Prose

1. Mattaponi Queen by Belle Boggs

I’m reviewing this collection of short stories for BOMB and need to get the review done in the next few weeks. I’m hoping to make some headway during the flights, but I’ve already read three stories and they’re not really my aesthetic cup of tea. But as a reviewer, I have to be objective about my personal feelings on sub-genres and take the book on its own merits. In that regard, it kind of reminds me of a mix of Sherman Alexie, Russel Banks and Jean Thompson.

2. Last Mountain Dancer by Chuck Kinder

This meta-memoir by Pitt fictioneer head honcho Chuck Kinder is a rollicking good time spent in the honky tonky bars of West Virginia. I started it a month or two back but keep taking breaks. I think it’s better that way, otherwise you become overwhelmed by the power of Chuck’s voice. I prefer it in doses.

3. Portnoy’s Complaint by Philip Roth

I tried to read Roth in college and failed miserably. I read American Pastoral and enjoyed it but didn’t think it was for me. Since then, I’ve realized the error of my ways. I went back to Goodbye, Columbus and was absolutely floored. This one was recommended to me by Irina Reyn after she read the latest draft of my novel, so I’ll be looking at this one extremely closely.

4. The Mysteries of Pittsburgh by Michael Chabon

This is another Irina recommendation, and yes, I know it’s astonishing I haven’t read this considering I’ve attended Chabon’s alma mater these last three years. I read Yiddish Policemen’s Union and The Final Solution but never his early work. Hopefully I can rectify that over the next week.

5. Three Delays by Charlie Smith

I don’t know much about Charlie Smith, but I received this book in the mail from the same editor who hooked me up with a copy of Justin Taylor’s Everything Here Is the Best Thing Ever. This is the first novel I haven’t had to request to review. I got this one with no strings attached and I’d like to review it if I can.

Audiobooks

The Simpsons: An Uncensored, Unauthorized Biography by John Ortved

I’ve never been a fan of audiobooks, but I recently listened to Sarah Vowell’s Assassination Vacation during a nine-hour drive and really enjoyed the experience. This is one I’ve been looking forward to for awhile, and if you’ve met me in real life, you already know my penchant for quoting Milhouse at (seemingly) random moments.

Graphic Novels

1. Daredevil: Born Again by Frank Miller and David Mazzuchelli
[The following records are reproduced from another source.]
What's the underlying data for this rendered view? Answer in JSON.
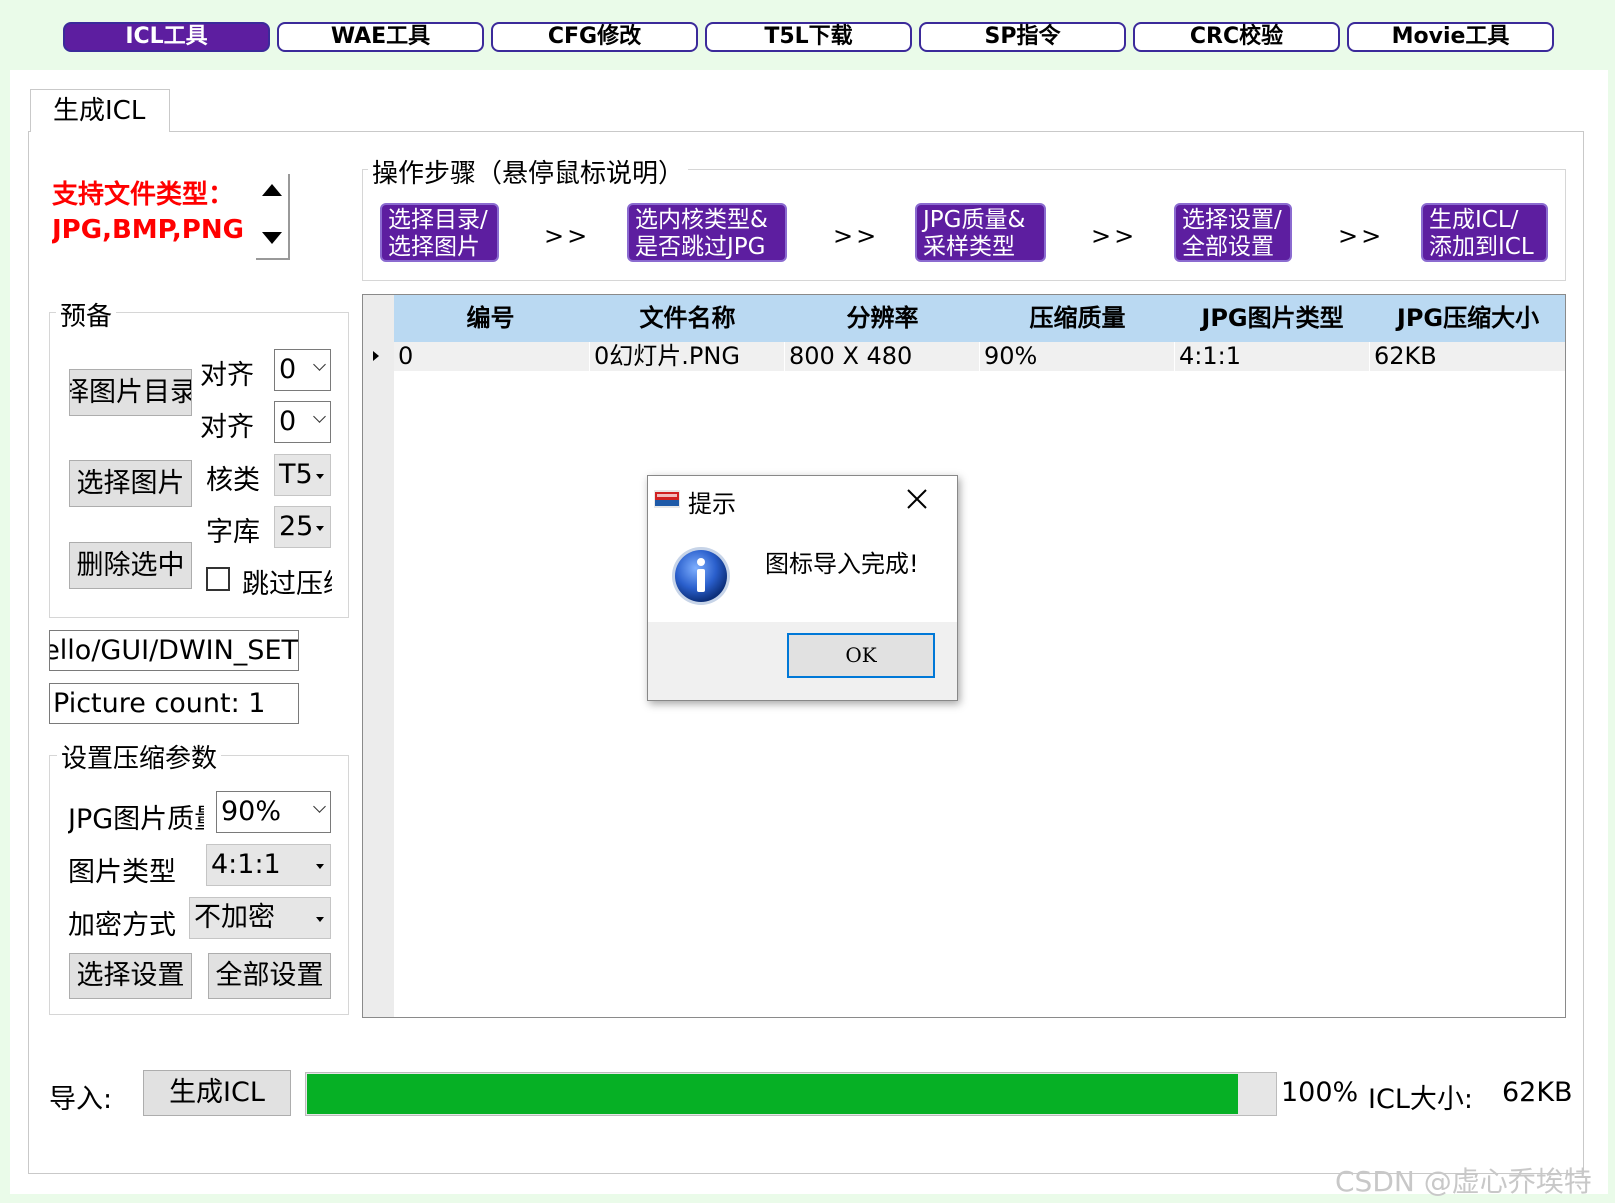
{
  "toolbar": {
    "tabs": [
      {
        "label": "ICL工具"
      },
      {
        "label": "WAE工具"
      },
      {
        "label": "CFG修改"
      },
      {
        "label": "T5L下载"
      },
      {
        "label": "SP指令"
      },
      {
        "label": "CRC校验"
      },
      {
        "label": "Movie工具"
      }
    ],
    "active_tab": "ICL工具"
  },
  "tab": {
    "title": "生成ICL"
  },
  "support": {
    "line1": "支持文件类型：",
    "line2": "JPG,BMP,PNG"
  },
  "steps": {
    "title": "操作步骤（悬停鼠标说明）",
    "separator": ">>",
    "items": [
      {
        "line1": "选择目录/",
        "line2": "选择图片"
      },
      {
        "line1": "选内核类型&",
        "line2": "是否跳过JPG"
      },
      {
        "line1": "JPG质量&",
        "line2": "采样类型"
      },
      {
        "line1": "选择设置/",
        "line2": "全部设置"
      },
      {
        "line1": "生成ICL/",
        "line2": "添加到ICL"
      }
    ]
  },
  "prep": {
    "legend": "预备",
    "select_dir_button": "择图片目录",
    "select_image_button": "选择图片",
    "delete_button": "删除选中",
    "align1_label": "对齐",
    "align1_value": "0",
    "align2_label": "对齐",
    "align2_value": "0",
    "core_label": "核类",
    "core_value": "T5",
    "font_label": "字库",
    "font_value": "25",
    "skip_label": "跳过压缩"
  },
  "path_field": "ello/GUI/DWIN_SET",
  "count_field": "Picture count: 1",
  "compress": {
    "legend": "设置压缩参数",
    "quality_label": "JPG图片质量",
    "quality_value": "90%",
    "type_label": "图片类型",
    "type_value": "4:1:1",
    "encrypt_label": "加密方式",
    "encrypt_value": "不加密",
    "select_settings_button": "选择设置",
    "all_settings_button": "全部设置"
  },
  "grid": {
    "columns": [
      "编号",
      "文件名称",
      "分辨率",
      "压缩质量",
      "JPG图片类型",
      "JPG压缩大小"
    ],
    "rows": [
      [
        "0",
        "0幻灯片.PNG",
        "800 X 480",
        "90%",
        "4:1:1",
        "62KB"
      ]
    ]
  },
  "bottom": {
    "import_label": "导入:",
    "generate_button": "生成ICL",
    "progress": 1.0,
    "progress_text": "100%",
    "size_label": "ICL大小:",
    "size_value": "62KB"
  },
  "dialog": {
    "title": "提示",
    "message": "图标导入完成!",
    "ok_label": "OK"
  },
  "watermark": "CSDN @虚心乔埃特",
  "colors": {
    "accent": "#5d1ea0",
    "progress": "#06b025",
    "header": "#bad9f2",
    "support_text": "#ff0000",
    "page_bg": "#eafbe9"
  }
}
I just finished Miller and Claremont’s Wolverine a few weeks back and desperately wanted another Miller take on a classic Marvel character. Really looking forward to tearing into this. I splurged and got the copy with the original scripts. Hoping they’ll help inform the way I think about comic scripting.
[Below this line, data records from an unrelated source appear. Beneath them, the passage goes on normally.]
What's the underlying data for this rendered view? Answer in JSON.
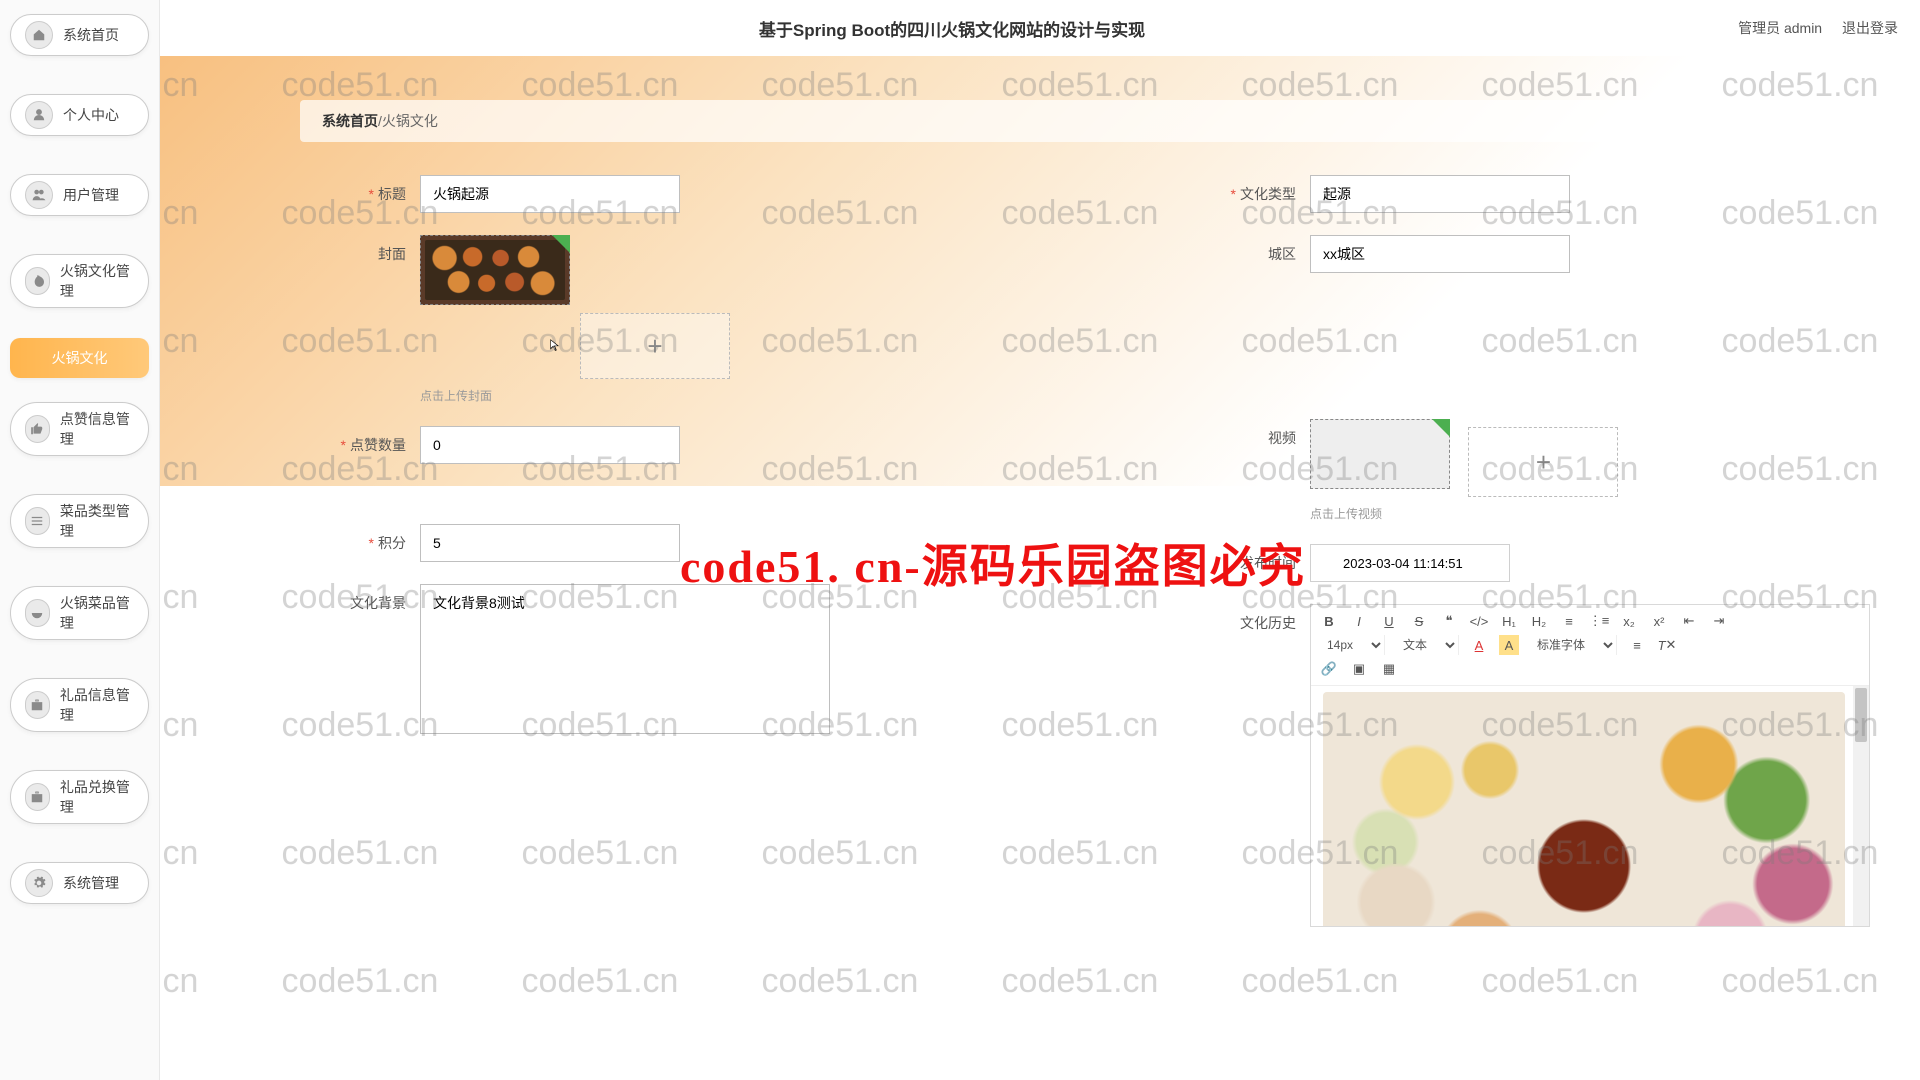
{
  "header": {
    "title": "基于Spring Boot的四川火锅文化网站的设计与实现",
    "role_user": "管理员 admin",
    "logout": "退出登录"
  },
  "sidebar": {
    "items": [
      {
        "label": "系统首页",
        "icon": "home"
      },
      {
        "label": "个人中心",
        "icon": "user"
      },
      {
        "label": "用户管理",
        "icon": "users"
      },
      {
        "label": "火锅文化管理",
        "icon": "fire"
      },
      {
        "label": "火锅文化",
        "sub": true
      },
      {
        "label": "点赞信息管理",
        "icon": "like"
      },
      {
        "label": "菜品类型管理",
        "icon": "list"
      },
      {
        "label": "火锅菜品管理",
        "icon": "bowl"
      },
      {
        "label": "礼品信息管理",
        "icon": "gift"
      },
      {
        "label": "礼品兑换管理",
        "icon": "gift"
      },
      {
        "label": "系统管理",
        "icon": "gear"
      }
    ]
  },
  "breadcrumb": {
    "root": "系统首页",
    "sep": " / ",
    "current": "火锅文化"
  },
  "form": {
    "title_label": "标题",
    "title_value": "火锅起源",
    "type_label": "文化类型",
    "type_value": "起源",
    "cover_label": "封面",
    "cover_hint": "点击上传封面",
    "district_label": "城区",
    "district_value": "xx城区",
    "likes_label": "点赞数量",
    "likes_value": "0",
    "video_label": "视频",
    "video_hint": "点击上传视频",
    "points_label": "积分",
    "points_value": "5",
    "publish_label": "发布时间",
    "publish_value": "2023-03-04 11:14:51",
    "bg_label": "文化背景",
    "bg_value": "文化背景8测试",
    "history_label": "文化历史"
  },
  "editor_toolbar": {
    "size": "14px",
    "block": "文本",
    "font": "标准字体"
  },
  "watermark": {
    "text": "code51.cn",
    "big": "code51. cn-源码乐园盗图必究"
  }
}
2. The Umbrella Academy: Apocalypse Suite by Gerard Way and Gabriel Ba

When this was originally coming out in monthly format I refused to jump on because the writer is also the lead singer of My Chemical Romance. In the few years since he launched Umbrella Academy, he’s transformed from a crappy emo singer to one of the most revered writers in comics. People love this book. People who would never even dream of listening to MCR. Plus, Gabriel Ba is a god. Ok. Fine. I’ll give it a shot.
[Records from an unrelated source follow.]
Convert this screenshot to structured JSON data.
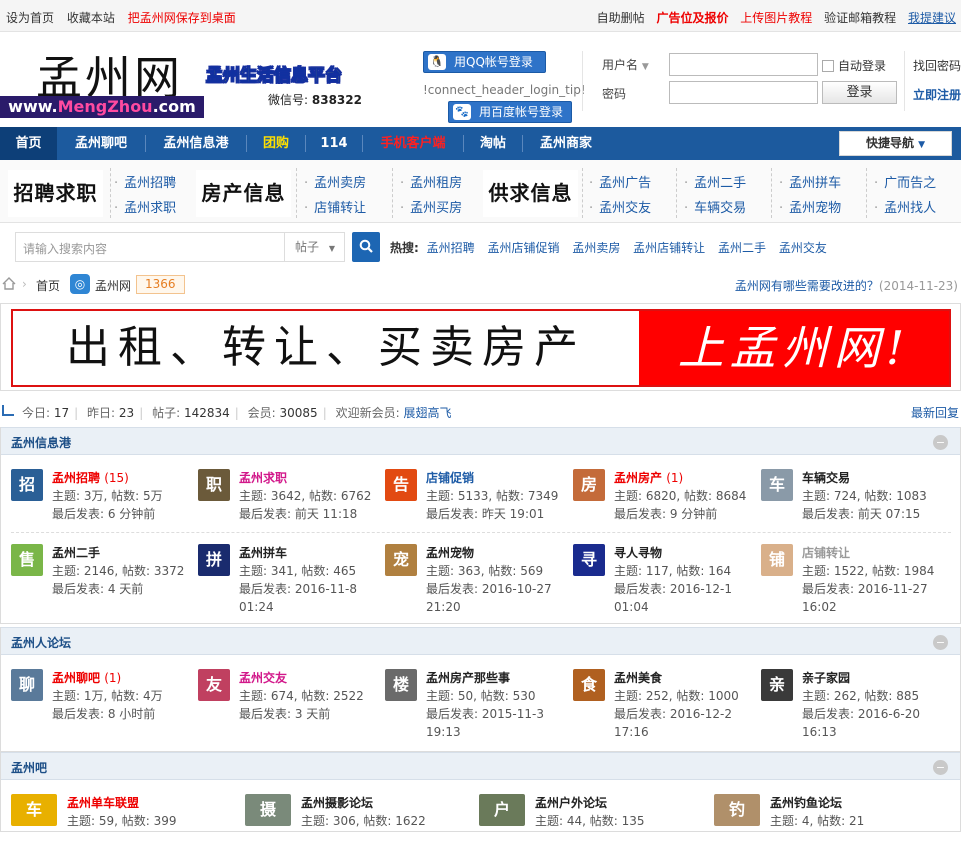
{
  "topbar": {
    "left": [
      "设为首页",
      "收藏本站",
      "把孟州网保存到桌面"
    ],
    "right": [
      "自助删帖",
      "广告位及报价",
      "上传图片教程",
      "验证邮箱教程",
      "我提建议"
    ]
  },
  "header": {
    "logo_cn": "孟州网",
    "logo_url_a": "www.",
    "logo_url_b": "MengZhou",
    "logo_url_c": ".com",
    "slogan": "孟州生活信息平台",
    "wechat_label": "微信号:",
    "wechat_value": "838322",
    "qq_login": "用QQ帐号登录",
    "login_hint": "!connect_header_login_tip!",
    "baidu_login": "用百度帐号登录"
  },
  "login": {
    "username_label": "用户名",
    "password_label": "密码",
    "auto_login": "自动登录",
    "login_button": "登录",
    "find_password": "找回密码",
    "register": "立即注册"
  },
  "nav": {
    "items": [
      "首页",
      "孟州聊吧",
      "孟州信息港",
      "团购",
      "114",
      "手机客户端",
      "淘帖",
      "孟州商家"
    ],
    "quick_nav": "快捷导航"
  },
  "categories": {
    "groups": [
      "招聘求职",
      "房产信息",
      "供求信息"
    ],
    "links": [
      "孟州招聘",
      "孟州求职",
      "孟州卖房",
      "店铺转让",
      "孟州租房",
      "孟州买房",
      "孟州广告",
      "孟州交友",
      "孟州二手",
      "车辆交易",
      "孟州拼车",
      "孟州宠物",
      "广而告之",
      "孟州找人"
    ]
  },
  "search": {
    "placeholder": "请输入搜索内容",
    "type": "帖子",
    "hot_label": "热搜:",
    "hot": [
      "孟州招聘",
      "孟州店铺促销",
      "孟州卖房",
      "孟州店铺转让",
      "孟州二手",
      "孟州交友"
    ]
  },
  "breadcrumb": {
    "home": "首页",
    "site": "孟州网",
    "count": "1366",
    "notice": "孟州网有哪些需要改进的？",
    "notice_date": "(2014-11-23)"
  },
  "banner": {
    "left": "出租、转让、买卖房产",
    "right": "上孟州网!"
  },
  "stats": {
    "today_label": "今日:",
    "today": "17",
    "yesterday_label": "昨日:",
    "yesterday": "23",
    "posts_label": "帖子:",
    "posts": "142834",
    "members_label": "会员:",
    "members": "30085",
    "newest_label": "欢迎新会员:",
    "newest": "展翅高飞",
    "latest": "最新回复"
  },
  "sections": [
    {
      "title": "孟州信息港",
      "forums": [
        {
          "name": "孟州招聘",
          "new": "(15)",
          "stat": "主题: 3万, 帖数: 5万",
          "last": "最后发表: 6 分钟前",
          "color": "#2a5f96",
          "icon": "招"
        },
        {
          "name": "孟州求职",
          "new": "",
          "stat": "主题: 3642, 帖数: 6762",
          "last": "最后发表: 前天 11:18",
          "color": "#6b5a3a",
          "icon": "职"
        },
        {
          "name": "店铺促销",
          "new": "",
          "stat": "主题: 5133, 帖数: 7349",
          "last": "最后发表: 昨天 19:01",
          "color": "#e24a12",
          "icon": "告"
        },
        {
          "name": "孟州房产",
          "new": "(1)",
          "stat": "主题: 6820, 帖数: 8684",
          "last": "最后发表: 9 分钟前",
          "color": "#c46b3a",
          "icon": "房"
        },
        {
          "name": "车辆交易",
          "new": "",
          "stat": "主题: 724, 帖数: 1083",
          "last": "最后发表: 前天 07:15",
          "color": "#8a9aa8",
          "icon": "车"
        },
        {
          "name": "孟州二手",
          "new": "",
          "stat": "主题: 2146, 帖数: 3372",
          "last": "最后发表: 4 天前",
          "color": "#7ab648",
          "icon": "售"
        },
        {
          "name": "孟州拼车",
          "new": "",
          "stat": "主题: 341, 帖数: 465",
          "last": "最后发表: 2016-11-8 01:24",
          "color": "#1a2b6e",
          "icon": "拼"
        },
        {
          "name": "孟州宠物",
          "new": "",
          "stat": "主题: 363, 帖数: 569",
          "last": "最后发表: 2016-10-27 21:20",
          "color": "#b08040",
          "icon": "宠"
        },
        {
          "name": "寻人寻物",
          "new": "",
          "stat": "主题: 117, 帖数: 164",
          "last": "最后发表: 2016-12-1 01:04",
          "color": "#1a2b8e",
          "icon": "寻"
        },
        {
          "name": "店铺转让",
          "new": "",
          "stat": "主题: 1522, 帖数: 1984",
          "last": "最后发表: 2016-11-27 16:02",
          "color": "#d9b08a",
          "icon": "铺"
        }
      ]
    },
    {
      "title": "孟州人论坛",
      "forums": [
        {
          "name": "孟州聊吧",
          "new": "(1)",
          "stat": "主题: 1万, 帖数: 4万",
          "last": "最后发表: 8 小时前",
          "color": "#5a7a9a",
          "icon": "聊"
        },
        {
          "name": "孟州交友",
          "new": "",
          "stat": "主题: 674, 帖数: 2522",
          "last": "最后发表: 3 天前",
          "color": "#c04060",
          "icon": "友"
        },
        {
          "name": "孟州房产那些事",
          "new": "",
          "stat": "主题: 50, 帖数: 530",
          "last": "最后发表: 2015-11-3 19:13",
          "color": "#6a6a6a",
          "icon": "楼"
        },
        {
          "name": "孟州美食",
          "new": "",
          "stat": "主题: 252, 帖数: 1000",
          "last": "最后发表: 2016-12-2 17:16",
          "color": "#b06020",
          "icon": "食"
        },
        {
          "name": "亲子家园",
          "new": "",
          "stat": "主题: 262, 帖数: 885",
          "last": "最后发表: 2016-6-20 16:13",
          "color": "#3a3a3a",
          "icon": "亲"
        }
      ]
    },
    {
      "title": "孟州吧",
      "forums": [
        {
          "name": "孟州单车联盟",
          "new": "",
          "stat": "主题: 59, 帖数: 399",
          "last": "",
          "color": "#e8b000",
          "icon": "车"
        },
        {
          "name": "孟州摄影论坛",
          "new": "",
          "stat": "主题: 306, 帖数: 1622",
          "last": "",
          "color": "#7a8a7a",
          "icon": "摄"
        },
        {
          "name": "孟州户外论坛",
          "new": "",
          "stat": "主题: 44, 帖数: 135",
          "last": "",
          "color": "#6a7a5a",
          "icon": "户"
        },
        {
          "name": "孟州钓鱼论坛",
          "new": "",
          "stat": "主题: 4, 帖数: 21",
          "last": "",
          "color": "#b0906a",
          "icon": "钓"
        }
      ]
    }
  ]
}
3. Justice League of America: New World Order by Grant Morrison and Howard Porter

I love Grant Morrison. I don’t know a ton about the JLA, but if I’m going to read a book about them, I want the Big 7, not the crap DC’s currently peddling. And the inclusion of Kyle Rayner as the group’s token Green Lantern instead of Hal Jordan? That’s a major plus in my book.

TV Shows on my iBook

Episodes 8-20 of Battlestar Galactica Season 2

I know this is starting to get insane, but man, I’m really loving BSG so far and completely regretting my decision to avoid it in favor of LOST.

Video Games

Final Fantasy Tactics A2: Grimore of the Rift

A week ago I posted about video games and mentioned how I was once very addicted to Japanese role-playing games but broke the habit about four years back. On Friday I drove to my local gamestop and purchased a Japanese role-playing game for my Nintendo DS. There’s lots of math and swords and mages. I planned on starting it on the plane and have already logged six hours. I am frightened that I will read nothing and return from Denver with level 99 summoners casting Ultima like it’s their job. I really hope that isn’t the case.